Hvistendahl also points to two other trends: that in many Asian countries sex ratios become more skewed for every child after the first, and that sex ratios are skewed among the wealthiest (who can afford ultrasounds and abortion). That said, the cost to determine whether a fetus is a boy or girl, and the cost of eliminating the girls, pales in comparison to the cost incurred by having a daugther; Hvistendahl notes one Indian clinic’s advertisement that said, “Better 500 rupees now than 5,000 later,” comparing the cost an abortion to the cost of a dowry.

The consequences of the new sex imbalance are horrific and described in Part Three, entitled “The Womanless World,” in which Hvistendahl paints a dystopian future for countries in which large numbers of men cannot find wives and settle down: women are kidnapped and forced into marriage, or, worse, prostitution. Asian societies in the future are likely to be less stable and more violent.

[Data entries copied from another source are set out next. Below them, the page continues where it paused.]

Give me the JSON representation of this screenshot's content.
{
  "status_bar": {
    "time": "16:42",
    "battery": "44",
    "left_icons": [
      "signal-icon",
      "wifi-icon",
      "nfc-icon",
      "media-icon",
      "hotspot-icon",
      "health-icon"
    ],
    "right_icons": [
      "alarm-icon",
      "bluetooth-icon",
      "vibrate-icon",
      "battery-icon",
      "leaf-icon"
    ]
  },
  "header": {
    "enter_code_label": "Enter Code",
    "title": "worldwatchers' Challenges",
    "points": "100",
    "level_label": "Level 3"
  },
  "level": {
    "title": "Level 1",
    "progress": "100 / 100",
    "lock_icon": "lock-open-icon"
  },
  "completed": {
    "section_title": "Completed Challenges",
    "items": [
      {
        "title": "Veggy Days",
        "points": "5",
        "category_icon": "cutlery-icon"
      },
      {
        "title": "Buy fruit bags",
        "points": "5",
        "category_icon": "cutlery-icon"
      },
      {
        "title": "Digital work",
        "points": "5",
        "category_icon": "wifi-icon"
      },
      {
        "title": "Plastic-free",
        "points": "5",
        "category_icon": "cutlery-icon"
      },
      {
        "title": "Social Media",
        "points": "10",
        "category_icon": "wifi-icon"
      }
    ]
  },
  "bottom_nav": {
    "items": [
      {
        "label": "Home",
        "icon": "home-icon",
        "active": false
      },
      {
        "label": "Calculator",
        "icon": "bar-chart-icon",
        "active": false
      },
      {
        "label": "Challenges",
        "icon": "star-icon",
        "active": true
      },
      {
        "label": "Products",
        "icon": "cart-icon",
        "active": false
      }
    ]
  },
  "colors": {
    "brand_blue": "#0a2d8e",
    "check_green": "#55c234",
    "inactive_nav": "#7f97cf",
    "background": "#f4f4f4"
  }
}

The book is not without its problems. While Unnatural Selection is one of the few books to acknowledge Henry Kissinger’s promotion of population control and abortion in National Security Study Memorandum 200, it does so only in passing and in the context of condemning not the population control agenda, but to bludgeon right-wing bogeymen. (That said, her expose of the ideology and connections of various pro-depopulation advocates and organizations is very good, including quoting the Population Council’s Sheldon Segal’s 1969 support of sex-selection abortion as a way to accelerate population control measures: fewer girls means fewer future mothers.)

More problematically, Hvistendahl is reticent to criticize either abortion – indeed, she frets about pro-lifers using sex-selection as a wedge to ban abortion – or the silence of feminists whose agenda contributes, ironically, to the wholesale slaughter of tens of millions of girls simply because they are girls. Hvistendahl acknowledges “that in union with population pressures and technology, choice has been perverted.” Her solution? Do nothing about abortion.

But as Jonathan V. Last pointed out his Wall Street Journal review “choice is choice” so “if ‘choice’ is the moral imperative guiding abortion, then there is no way to take a stand against ‘gendercide’.”

Killing an unborn child because she is a girl, Last notes, “is no different from aborting a baby because she has Down syndrome or because the mother’s ‘mental health’ requires it.” Or as Mark Steyn noted on his website: “In practice, a ‘woman’s right to choose’ turns out to mean the right to choose not to have any women.”

And lastly a quibbling complaint about terminology. As New York Times columnist Ross Douthat pointed out, 163 million girls and women are not missing; they are dead. Hvistendahl flinches from using the word and her inability face this harsh truth weakens an otherwise brilliant, and alarming, book.